● Task details
Report how many lines of the material below contain the string "bill". The reply is that number and no more.

● Dataset
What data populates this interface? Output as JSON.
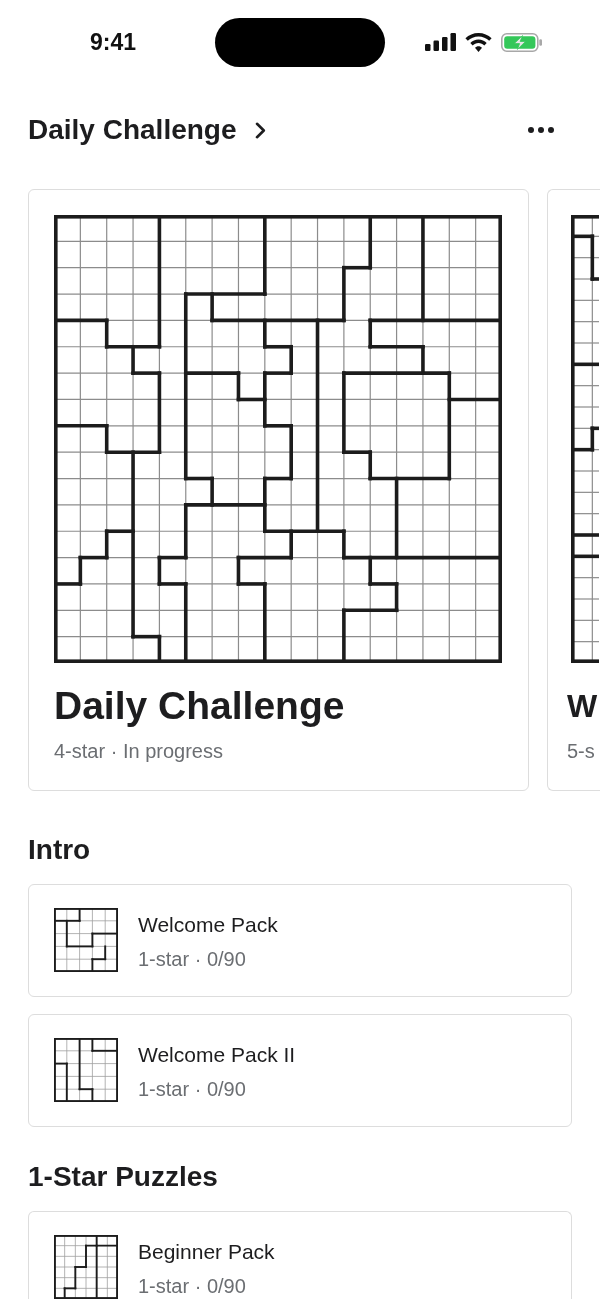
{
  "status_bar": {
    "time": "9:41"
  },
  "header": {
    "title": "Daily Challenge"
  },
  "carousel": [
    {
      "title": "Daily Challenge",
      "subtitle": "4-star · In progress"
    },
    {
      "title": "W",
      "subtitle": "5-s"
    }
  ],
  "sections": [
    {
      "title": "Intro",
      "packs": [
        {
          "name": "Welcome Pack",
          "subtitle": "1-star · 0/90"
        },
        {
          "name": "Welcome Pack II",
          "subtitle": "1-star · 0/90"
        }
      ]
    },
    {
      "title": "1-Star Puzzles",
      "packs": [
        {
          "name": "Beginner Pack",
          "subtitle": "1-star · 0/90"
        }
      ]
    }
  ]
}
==
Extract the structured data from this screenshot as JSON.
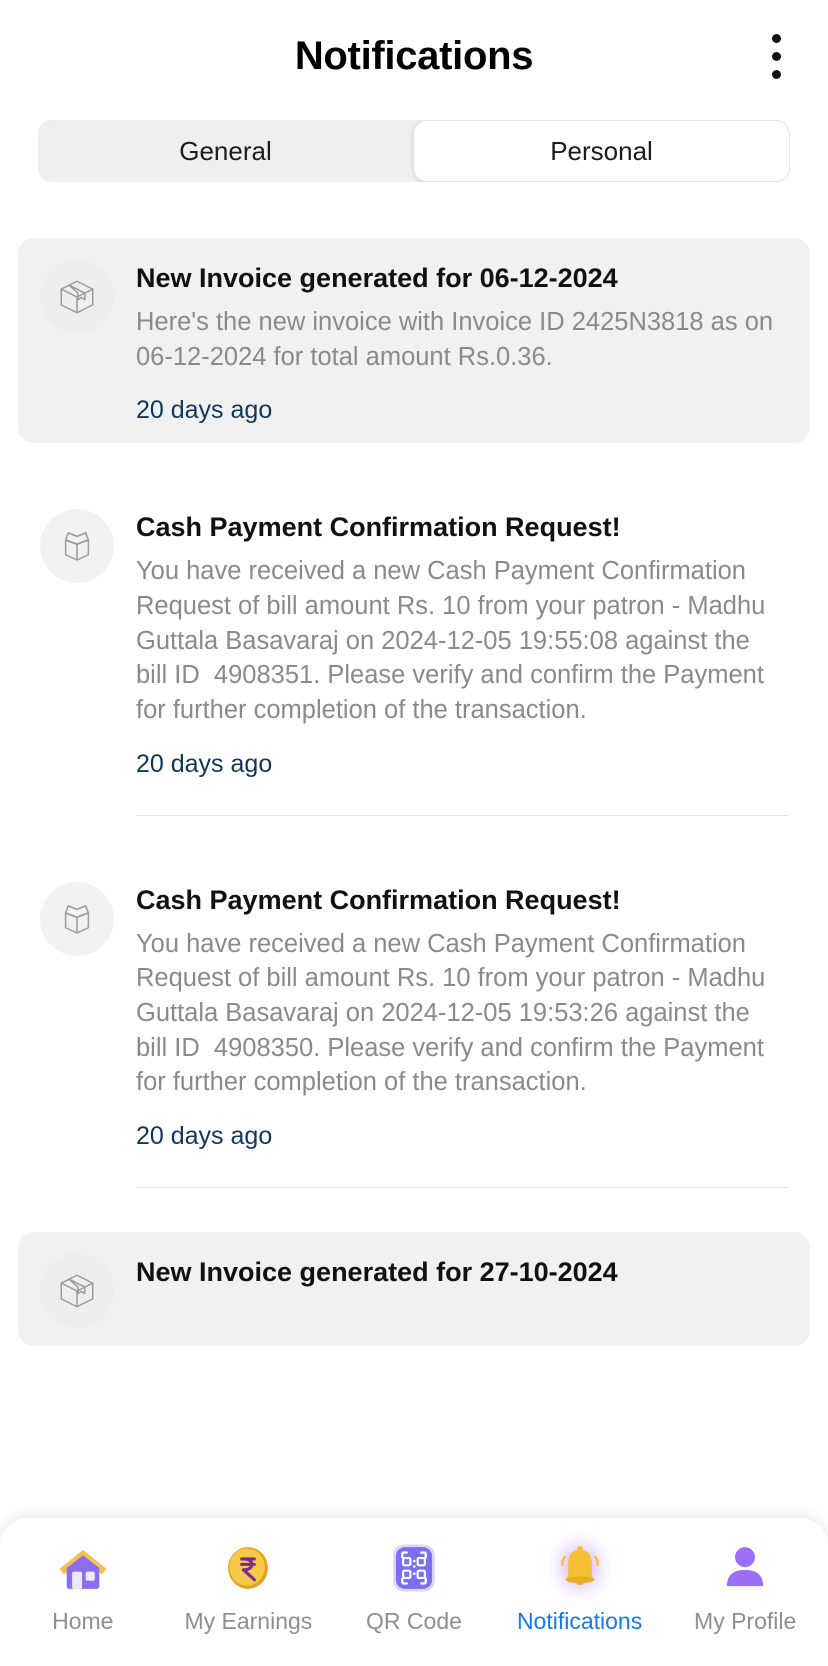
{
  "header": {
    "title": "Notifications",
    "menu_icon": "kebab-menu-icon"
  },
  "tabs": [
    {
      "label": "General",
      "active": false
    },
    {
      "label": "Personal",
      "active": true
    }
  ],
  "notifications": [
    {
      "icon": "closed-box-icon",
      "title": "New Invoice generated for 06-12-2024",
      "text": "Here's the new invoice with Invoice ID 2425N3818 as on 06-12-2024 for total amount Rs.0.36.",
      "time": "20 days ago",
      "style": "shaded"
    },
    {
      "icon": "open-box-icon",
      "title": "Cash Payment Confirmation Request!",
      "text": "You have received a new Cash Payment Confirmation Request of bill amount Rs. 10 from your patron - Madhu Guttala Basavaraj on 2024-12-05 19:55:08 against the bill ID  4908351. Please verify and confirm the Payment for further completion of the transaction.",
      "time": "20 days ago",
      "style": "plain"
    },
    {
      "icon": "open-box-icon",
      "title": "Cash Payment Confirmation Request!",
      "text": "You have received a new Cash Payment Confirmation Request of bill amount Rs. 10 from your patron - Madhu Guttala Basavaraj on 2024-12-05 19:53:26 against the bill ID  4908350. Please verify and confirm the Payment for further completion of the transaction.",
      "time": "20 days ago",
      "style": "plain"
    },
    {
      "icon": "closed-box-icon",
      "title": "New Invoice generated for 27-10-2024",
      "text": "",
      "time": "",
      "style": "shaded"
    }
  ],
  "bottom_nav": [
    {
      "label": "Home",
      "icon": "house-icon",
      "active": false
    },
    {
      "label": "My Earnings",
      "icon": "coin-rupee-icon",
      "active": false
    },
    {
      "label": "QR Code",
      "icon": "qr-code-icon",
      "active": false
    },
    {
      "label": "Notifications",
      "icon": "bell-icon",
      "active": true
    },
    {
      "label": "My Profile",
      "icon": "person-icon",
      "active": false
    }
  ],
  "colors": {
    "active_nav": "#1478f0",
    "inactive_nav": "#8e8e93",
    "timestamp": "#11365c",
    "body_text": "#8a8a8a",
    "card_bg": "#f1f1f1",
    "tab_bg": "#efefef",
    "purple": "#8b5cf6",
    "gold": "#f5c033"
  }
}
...
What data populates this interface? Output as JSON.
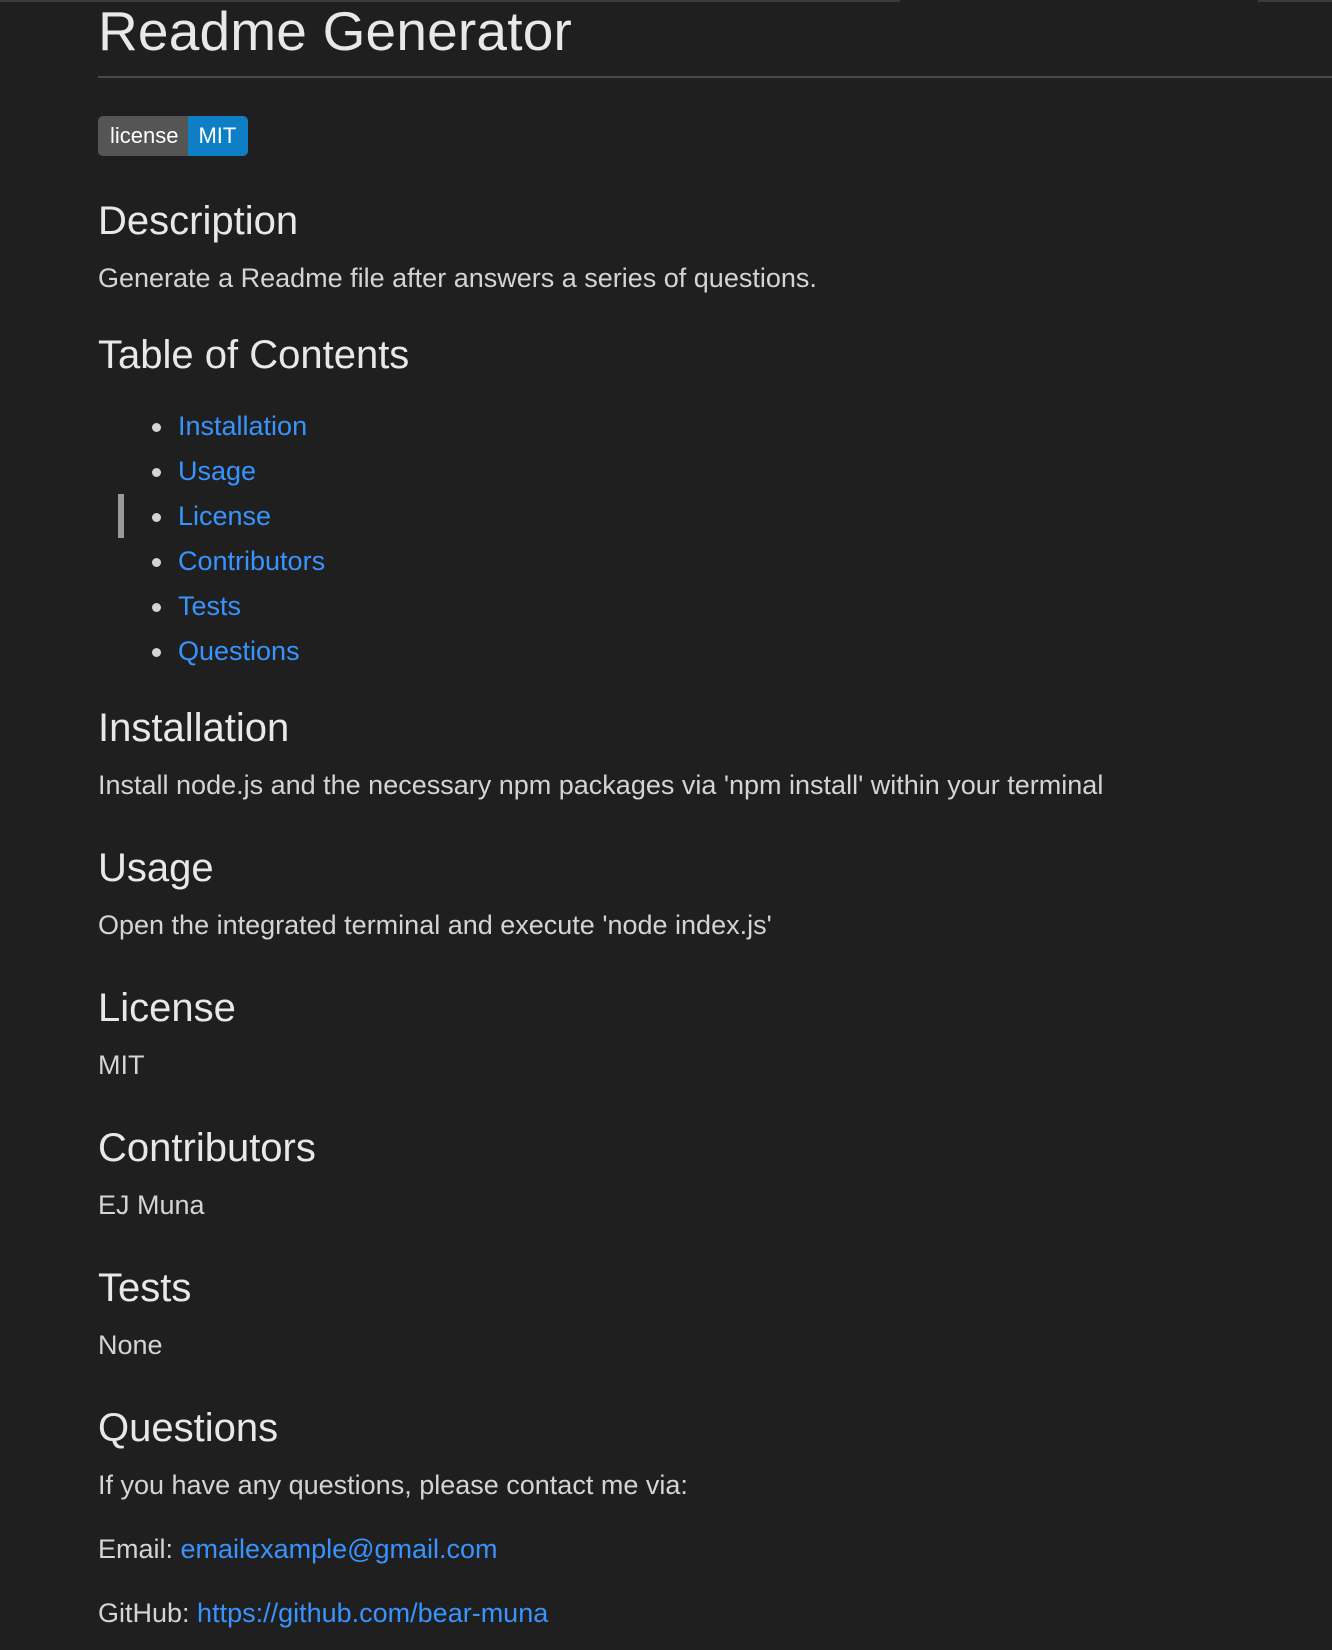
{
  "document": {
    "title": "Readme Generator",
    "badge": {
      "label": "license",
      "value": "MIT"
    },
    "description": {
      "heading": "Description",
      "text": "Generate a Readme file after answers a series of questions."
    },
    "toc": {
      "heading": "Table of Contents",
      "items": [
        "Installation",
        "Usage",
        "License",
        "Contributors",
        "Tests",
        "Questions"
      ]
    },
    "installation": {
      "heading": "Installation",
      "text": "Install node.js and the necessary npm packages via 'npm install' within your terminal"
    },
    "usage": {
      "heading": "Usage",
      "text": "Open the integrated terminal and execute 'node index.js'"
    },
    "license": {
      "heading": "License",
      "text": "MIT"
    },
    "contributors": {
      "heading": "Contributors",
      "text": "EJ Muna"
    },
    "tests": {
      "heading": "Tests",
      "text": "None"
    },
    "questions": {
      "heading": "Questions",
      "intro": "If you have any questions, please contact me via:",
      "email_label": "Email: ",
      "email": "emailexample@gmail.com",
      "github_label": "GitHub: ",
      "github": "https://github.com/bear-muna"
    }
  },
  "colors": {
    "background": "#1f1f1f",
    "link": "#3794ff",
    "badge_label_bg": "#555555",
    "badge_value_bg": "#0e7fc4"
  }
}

● Completed exercise
2